§ **Material provided**
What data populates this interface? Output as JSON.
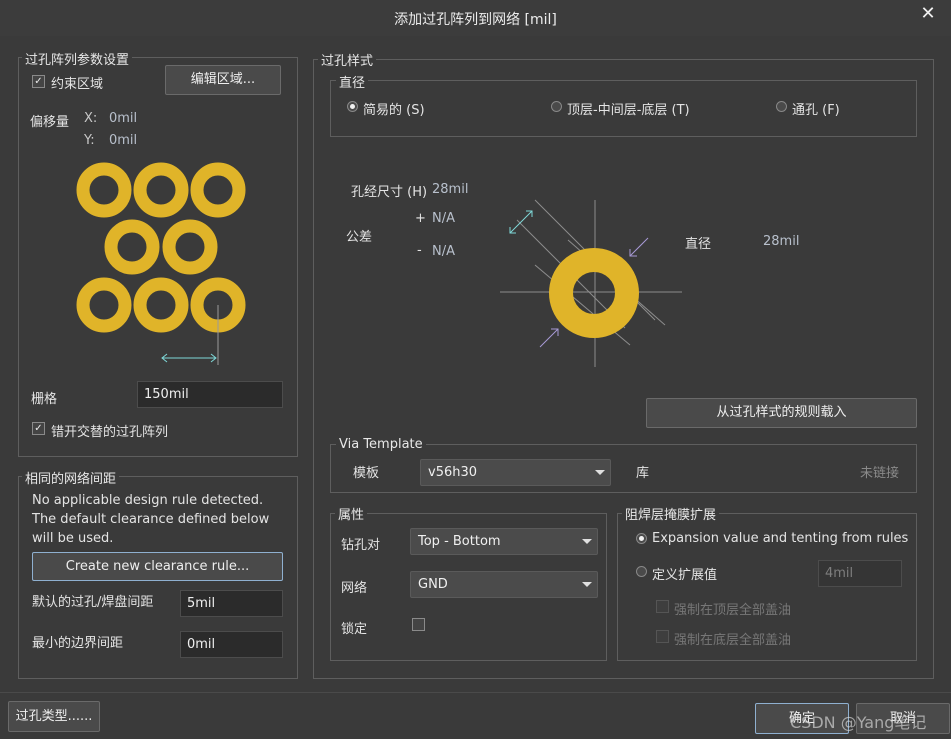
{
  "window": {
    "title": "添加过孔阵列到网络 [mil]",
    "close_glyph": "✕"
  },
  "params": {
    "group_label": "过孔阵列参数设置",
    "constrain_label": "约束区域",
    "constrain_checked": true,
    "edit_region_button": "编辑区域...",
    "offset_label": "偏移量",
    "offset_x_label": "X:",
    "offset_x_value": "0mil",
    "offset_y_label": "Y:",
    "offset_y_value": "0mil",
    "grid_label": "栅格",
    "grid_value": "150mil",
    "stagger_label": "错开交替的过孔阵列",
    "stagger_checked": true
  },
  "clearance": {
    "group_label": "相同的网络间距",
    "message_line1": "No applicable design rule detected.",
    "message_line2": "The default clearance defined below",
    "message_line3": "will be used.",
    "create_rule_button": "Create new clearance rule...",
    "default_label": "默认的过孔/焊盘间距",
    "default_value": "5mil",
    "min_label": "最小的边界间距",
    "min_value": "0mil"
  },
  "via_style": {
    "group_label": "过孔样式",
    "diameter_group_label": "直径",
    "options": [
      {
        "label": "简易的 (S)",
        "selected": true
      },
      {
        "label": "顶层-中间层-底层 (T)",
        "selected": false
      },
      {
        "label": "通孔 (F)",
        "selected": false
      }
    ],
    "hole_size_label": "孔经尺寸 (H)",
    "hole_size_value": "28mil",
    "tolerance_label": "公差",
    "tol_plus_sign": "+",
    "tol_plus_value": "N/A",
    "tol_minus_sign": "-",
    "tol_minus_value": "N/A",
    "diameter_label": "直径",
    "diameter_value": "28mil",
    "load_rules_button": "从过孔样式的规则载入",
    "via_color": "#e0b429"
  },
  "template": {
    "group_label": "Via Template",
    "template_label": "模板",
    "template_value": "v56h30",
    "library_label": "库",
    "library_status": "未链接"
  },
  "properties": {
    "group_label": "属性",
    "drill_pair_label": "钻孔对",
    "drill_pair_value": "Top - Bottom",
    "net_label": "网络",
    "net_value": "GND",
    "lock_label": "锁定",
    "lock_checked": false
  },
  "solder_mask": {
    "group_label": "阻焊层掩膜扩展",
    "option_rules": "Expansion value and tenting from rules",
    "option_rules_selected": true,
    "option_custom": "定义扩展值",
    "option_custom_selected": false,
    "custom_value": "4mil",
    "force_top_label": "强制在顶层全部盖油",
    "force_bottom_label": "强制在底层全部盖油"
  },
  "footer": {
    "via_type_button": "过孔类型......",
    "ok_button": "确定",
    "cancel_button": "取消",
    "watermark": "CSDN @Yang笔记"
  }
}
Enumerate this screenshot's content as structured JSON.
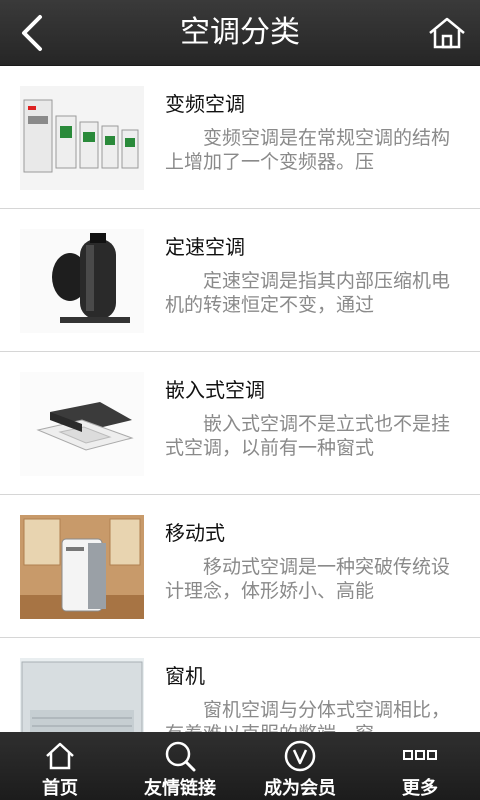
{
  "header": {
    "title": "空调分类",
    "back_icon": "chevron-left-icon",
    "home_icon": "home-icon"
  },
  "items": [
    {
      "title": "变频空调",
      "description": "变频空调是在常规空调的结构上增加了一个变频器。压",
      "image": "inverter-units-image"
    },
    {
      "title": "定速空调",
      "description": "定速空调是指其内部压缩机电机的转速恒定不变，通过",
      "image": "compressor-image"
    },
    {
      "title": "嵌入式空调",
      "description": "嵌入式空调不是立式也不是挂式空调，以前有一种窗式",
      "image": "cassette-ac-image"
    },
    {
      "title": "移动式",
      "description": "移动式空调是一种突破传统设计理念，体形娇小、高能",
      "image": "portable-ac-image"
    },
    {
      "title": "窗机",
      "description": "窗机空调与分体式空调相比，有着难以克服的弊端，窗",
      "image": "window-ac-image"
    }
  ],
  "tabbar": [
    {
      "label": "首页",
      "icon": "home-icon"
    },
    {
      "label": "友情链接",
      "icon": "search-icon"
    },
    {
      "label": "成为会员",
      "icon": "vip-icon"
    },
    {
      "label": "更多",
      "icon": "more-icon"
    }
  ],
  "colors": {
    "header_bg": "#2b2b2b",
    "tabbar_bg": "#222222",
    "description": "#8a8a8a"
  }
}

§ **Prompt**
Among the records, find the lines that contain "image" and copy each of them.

§ **Answer for this exercise**
      "image": "inverter-units-image"
      "image": "compressor-image"
      "image": "cassette-ac-image"
      "image": "portable-ac-image"
      "image": "window-ac-image"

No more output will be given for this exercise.